▶ **What is expected**
If a line of the listing contains the string "title", return that line.

▶ **Material provided**
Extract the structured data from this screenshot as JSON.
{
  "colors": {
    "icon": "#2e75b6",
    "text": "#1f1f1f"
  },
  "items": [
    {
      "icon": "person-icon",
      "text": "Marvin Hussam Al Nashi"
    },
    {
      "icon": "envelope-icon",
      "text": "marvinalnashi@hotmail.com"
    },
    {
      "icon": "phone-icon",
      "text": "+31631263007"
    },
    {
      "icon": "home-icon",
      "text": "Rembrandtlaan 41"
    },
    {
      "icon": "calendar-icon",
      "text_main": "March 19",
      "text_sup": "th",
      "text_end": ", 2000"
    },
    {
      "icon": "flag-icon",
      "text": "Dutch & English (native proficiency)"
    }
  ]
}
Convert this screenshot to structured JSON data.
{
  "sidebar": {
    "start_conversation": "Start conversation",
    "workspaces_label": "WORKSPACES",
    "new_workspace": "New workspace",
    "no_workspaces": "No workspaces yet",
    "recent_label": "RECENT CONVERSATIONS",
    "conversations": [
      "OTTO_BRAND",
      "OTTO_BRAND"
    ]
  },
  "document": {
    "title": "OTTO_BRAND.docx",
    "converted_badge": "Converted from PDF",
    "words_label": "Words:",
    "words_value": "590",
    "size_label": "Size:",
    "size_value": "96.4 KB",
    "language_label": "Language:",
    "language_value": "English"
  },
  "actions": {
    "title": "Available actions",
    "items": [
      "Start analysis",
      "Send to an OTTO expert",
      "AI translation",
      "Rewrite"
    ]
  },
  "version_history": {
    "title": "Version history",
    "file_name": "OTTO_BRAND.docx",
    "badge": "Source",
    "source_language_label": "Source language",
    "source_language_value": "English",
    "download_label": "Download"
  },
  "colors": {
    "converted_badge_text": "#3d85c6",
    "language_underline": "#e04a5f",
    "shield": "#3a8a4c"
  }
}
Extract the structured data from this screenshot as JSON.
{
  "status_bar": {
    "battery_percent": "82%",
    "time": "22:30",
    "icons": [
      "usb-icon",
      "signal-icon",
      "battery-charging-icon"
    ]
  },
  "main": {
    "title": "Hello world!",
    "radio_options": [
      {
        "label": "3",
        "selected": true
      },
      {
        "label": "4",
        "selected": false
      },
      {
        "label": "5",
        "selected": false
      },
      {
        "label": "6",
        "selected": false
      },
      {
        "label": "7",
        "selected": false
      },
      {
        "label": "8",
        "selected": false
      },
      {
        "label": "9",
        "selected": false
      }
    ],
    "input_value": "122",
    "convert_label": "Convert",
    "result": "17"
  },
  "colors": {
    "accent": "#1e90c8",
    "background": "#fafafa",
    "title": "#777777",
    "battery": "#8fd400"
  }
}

▶ **Exercise answer**
    "title": "OTTO_BRAND.docx",
    "title": "Available actions",
    "title": "Version history",
    "title": "Hello world!",
    "title": "#777777",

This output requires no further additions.